[PROBLEM DESCRIPTION] Write out the full listing, matching it line for line.

[MATERIAL PROVIDED]
★ ★ ★
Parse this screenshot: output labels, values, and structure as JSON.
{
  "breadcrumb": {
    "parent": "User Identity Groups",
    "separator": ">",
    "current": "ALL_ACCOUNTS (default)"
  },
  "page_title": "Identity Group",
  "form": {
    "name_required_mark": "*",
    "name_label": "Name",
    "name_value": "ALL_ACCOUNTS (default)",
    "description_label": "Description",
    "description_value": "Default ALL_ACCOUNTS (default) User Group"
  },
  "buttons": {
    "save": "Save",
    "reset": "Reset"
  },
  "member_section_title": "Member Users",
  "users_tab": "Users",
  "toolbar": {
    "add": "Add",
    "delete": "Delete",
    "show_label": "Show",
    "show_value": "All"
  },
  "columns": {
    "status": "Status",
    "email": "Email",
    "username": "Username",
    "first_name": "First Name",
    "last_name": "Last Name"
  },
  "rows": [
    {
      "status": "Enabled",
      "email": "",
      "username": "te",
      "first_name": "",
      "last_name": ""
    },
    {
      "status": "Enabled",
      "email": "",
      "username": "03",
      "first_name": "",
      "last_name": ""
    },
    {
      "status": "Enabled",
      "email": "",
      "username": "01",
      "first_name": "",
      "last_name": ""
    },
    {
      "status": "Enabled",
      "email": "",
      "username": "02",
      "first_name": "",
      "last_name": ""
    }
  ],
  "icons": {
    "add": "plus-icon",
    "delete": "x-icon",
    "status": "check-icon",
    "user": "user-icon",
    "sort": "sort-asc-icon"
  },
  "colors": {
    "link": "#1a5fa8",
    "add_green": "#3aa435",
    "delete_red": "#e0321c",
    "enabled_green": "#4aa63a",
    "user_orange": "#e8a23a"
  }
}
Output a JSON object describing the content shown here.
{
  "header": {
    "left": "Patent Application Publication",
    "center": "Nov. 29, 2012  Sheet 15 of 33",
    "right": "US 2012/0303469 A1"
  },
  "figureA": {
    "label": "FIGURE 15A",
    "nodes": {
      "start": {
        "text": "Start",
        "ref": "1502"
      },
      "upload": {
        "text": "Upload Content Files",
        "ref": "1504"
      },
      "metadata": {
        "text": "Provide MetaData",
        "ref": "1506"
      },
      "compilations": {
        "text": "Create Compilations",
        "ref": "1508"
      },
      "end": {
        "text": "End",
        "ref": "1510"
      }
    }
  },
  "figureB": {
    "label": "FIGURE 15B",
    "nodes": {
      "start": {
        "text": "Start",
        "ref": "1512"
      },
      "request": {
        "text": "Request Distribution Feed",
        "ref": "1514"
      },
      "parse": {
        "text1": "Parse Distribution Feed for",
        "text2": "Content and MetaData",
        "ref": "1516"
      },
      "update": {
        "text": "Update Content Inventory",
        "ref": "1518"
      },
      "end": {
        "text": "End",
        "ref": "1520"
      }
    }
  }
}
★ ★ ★
[WRITTEN REPLY]
Parse this screenshot: output labels, values, and structure as JSON.
{
  "breadcrumb": {
    "parent": "User Identity Groups",
    "separator": ">",
    "current": "ALL_ACCOUNTS (default)"
  },
  "page_title": "Identity Group",
  "form": {
    "name_required_mark": "*",
    "name_label": "Name",
    "name_value": "ALL_ACCOUNTS (default)",
    "description_label": "Description",
    "description_value": "Default ALL_ACCOUNTS (default) User Group"
  },
  "buttons": {
    "save": "Save",
    "reset": "Reset"
  },
  "member_section_title": "Member Users",
  "users_tab": "Users",
  "toolbar": {
    "add": "Add",
    "delete": "Delete",
    "show_label": "Show",
    "show_value": "All"
  },
  "columns": {
    "status": "Status",
    "email": "Email",
    "username": "Username",
    "first_name": "First Name",
    "last_name": "Last Name"
  },
  "rows": [
    {
      "status": "Enabled",
      "email": "",
      "username": "te",
      "first_name": "",
      "last_name": ""
    },
    {
      "status": "Enabled",
      "email": "",
      "username": "03",
      "first_name": "",
      "last_name": ""
    },
    {
      "status": "Enabled",
      "email": "",
      "username": "01",
      "first_name": "",
      "last_name": ""
    },
    {
      "status": "Enabled",
      "email": "",
      "username": "02",
      "first_name": "",
      "last_name": ""
    }
  ],
  "icons": {
    "add": "plus-icon",
    "delete": "x-icon",
    "status": "check-icon",
    "user": "user-icon",
    "sort": "sort-asc-icon"
  },
  "colors": {
    "link": "#1a5fa8",
    "add_green": "#3aa435",
    "delete_red": "#e0321c",
    "enabled_green": "#4aa63a",
    "user_orange": "#e8a23a"
  }
}
Output a JSON object describing the content shown here.
{
  "header": {
    "left": "Patent Application Publication",
    "center": "Nov. 29, 2012  Sheet 15 of 33",
    "right": "US 2012/0303469 A1"
  },
  "figureA": {
    "label": "FIGURE 15A",
    "nodes": {
      "start": {
        "text": "Start",
        "ref": "1502"
      },
      "upload": {
        "text": "Upload Content Files",
        "ref": "1504"
      },
      "metadata": {
        "text": "Provide MetaData",
        "ref": "1506"
      },
      "compilations": {
        "text": "Create Compilations",
        "ref": "1508"
      },
      "end": {
        "text": "End",
        "ref": "1510"
      }
    }
  },
  "figureB": {
    "label": "FIGURE 15B",
    "nodes": {
      "start": {
        "text": "Start",
        "ref": "1512"
      },
      "request": {
        "text": "Request Distribution Feed",
        "ref": "1514"
      },
      "parse": {
        "text1": "Parse Distribution Feed for",
        "text2": "Content and MetaData",
        "ref": "1516"
      },
      "update": {
        "text": "Update Content Inventory",
        "ref": "1518"
      },
      "end": {
        "text": "End",
        "ref": "1520"
      }
    }
  }
}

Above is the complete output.